#### Task statement
Carry over every entry exactly as written, though not the pictures it contains.

——————

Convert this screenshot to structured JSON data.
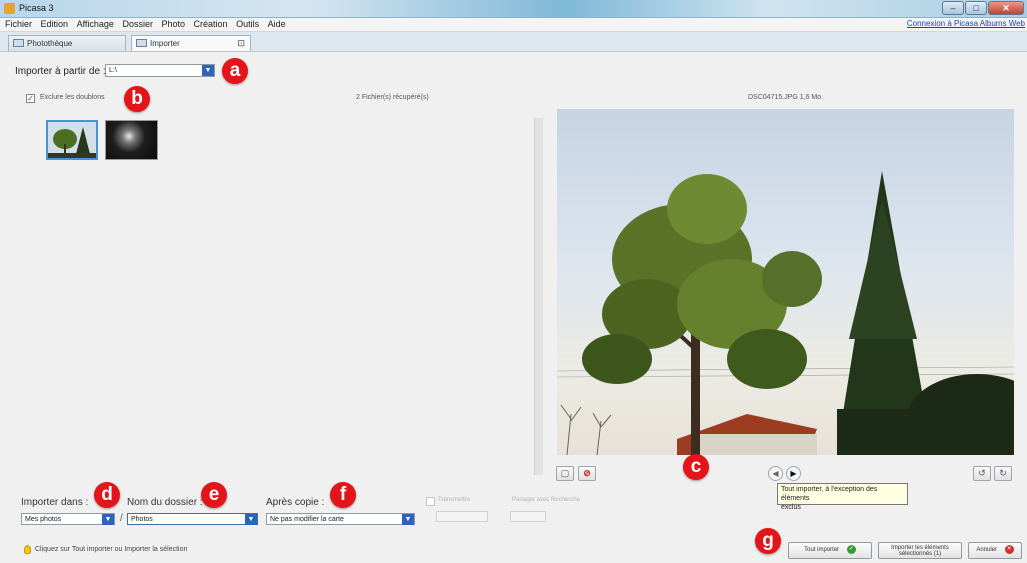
{
  "window": {
    "title": "Picasa 3",
    "minimize": "–",
    "maximize": "□",
    "close": "✕"
  },
  "menu": {
    "items": [
      "Fichier",
      "Edition",
      "Affichage",
      "Dossier",
      "Photo",
      "Création",
      "Outils",
      "Aide"
    ],
    "sign_in": "Connexion à Picasa Albums Web"
  },
  "tabs": [
    {
      "label": "Photothèque"
    },
    {
      "label": "Importer",
      "close": "⊡"
    }
  ],
  "import": {
    "source_label": "Importer à partir de :",
    "source_value": "L:\\",
    "exclude_label": "Exclure les doublons",
    "exclude_checked": "✓",
    "files_found": "2 Fichier(s) récupéré(s)",
    "file_info": "DSC04715.JPG   1,6 Mo"
  },
  "badges": {
    "a": "a",
    "b": "b",
    "c": "c",
    "d": "d",
    "e": "e",
    "f": "f",
    "g": "g"
  },
  "preview_nav": {
    "prev": "◀",
    "next": "▶",
    "tooltip_line1": "Tout importer, à l'exception des éléments",
    "tooltip_line2": "exclus"
  },
  "options": {
    "destination_label": "Importer dans :",
    "destination_value": "Mes photos",
    "folder_label": "Nom du dossier :",
    "folder_value": "Photos",
    "after_copy_label": "Après copie :",
    "after_copy_value": "Ne pas modifier la carte",
    "slash": "/",
    "disabled_opt1": "Transmettre",
    "disabled_opt2": "Partager avec   Recherche"
  },
  "status": {
    "hint": "Cliquez sur Tout importer ou Importer la sélection"
  },
  "buttons": {
    "import_all": "Tout importer",
    "import_selected_line1": "Importer les éléments",
    "import_selected_line2": "sélectionnés (1)",
    "cancel": "Annuler",
    "ok_glyph": "✓",
    "cancel_glyph": "✕"
  },
  "icons": {
    "dropdown_arrow": "▼",
    "rotate_left": "↺",
    "rotate_right": "↻",
    "frame": "▢",
    "exclude": "⊘"
  }
}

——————

#### Response area
Convert this screenshot to structured JSON data.
{
  "window": {
    "title": "Picasa 3",
    "minimize": "–",
    "maximize": "□",
    "close": "✕"
  },
  "menu": {
    "items": [
      "Fichier",
      "Edition",
      "Affichage",
      "Dossier",
      "Photo",
      "Création",
      "Outils",
      "Aide"
    ],
    "sign_in": "Connexion à Picasa Albums Web"
  },
  "tabs": [
    {
      "label": "Photothèque"
    },
    {
      "label": "Importer",
      "close": "⊡"
    }
  ],
  "import": {
    "source_label": "Importer à partir de :",
    "source_value": "L:\\",
    "exclude_label": "Exclure les doublons",
    "exclude_checked": "✓",
    "files_found": "2 Fichier(s) récupéré(s)",
    "file_info": "DSC04715.JPG   1,6 Mo"
  },
  "badges": {
    "a": "a",
    "b": "b",
    "c": "c",
    "d": "d",
    "e": "e",
    "f": "f",
    "g": "g"
  },
  "preview_nav": {
    "prev": "◀",
    "next": "▶",
    "tooltip_line1": "Tout importer, à l'exception des éléments",
    "tooltip_line2": "exclus"
  },
  "options": {
    "destination_label": "Importer dans :",
    "destination_value": "Mes photos",
    "folder_label": "Nom du dossier :",
    "folder_value": "Photos",
    "after_copy_label": "Après copie :",
    "after_copy_value": "Ne pas modifier la carte",
    "slash": "/",
    "disabled_opt1": "Transmettre",
    "disabled_opt2": "Partager avec   Recherche"
  },
  "status": {
    "hint": "Cliquez sur Tout importer ou Importer la sélection"
  },
  "buttons": {
    "import_all": "Tout importer",
    "import_selected_line1": "Importer les éléments",
    "import_selected_line2": "sélectionnés (1)",
    "cancel": "Annuler",
    "ok_glyph": "✓",
    "cancel_glyph": "✕"
  },
  "icons": {
    "dropdown_arrow": "▼",
    "rotate_left": "↺",
    "rotate_right": "↻",
    "frame": "▢",
    "exclude": "⊘"
  }
}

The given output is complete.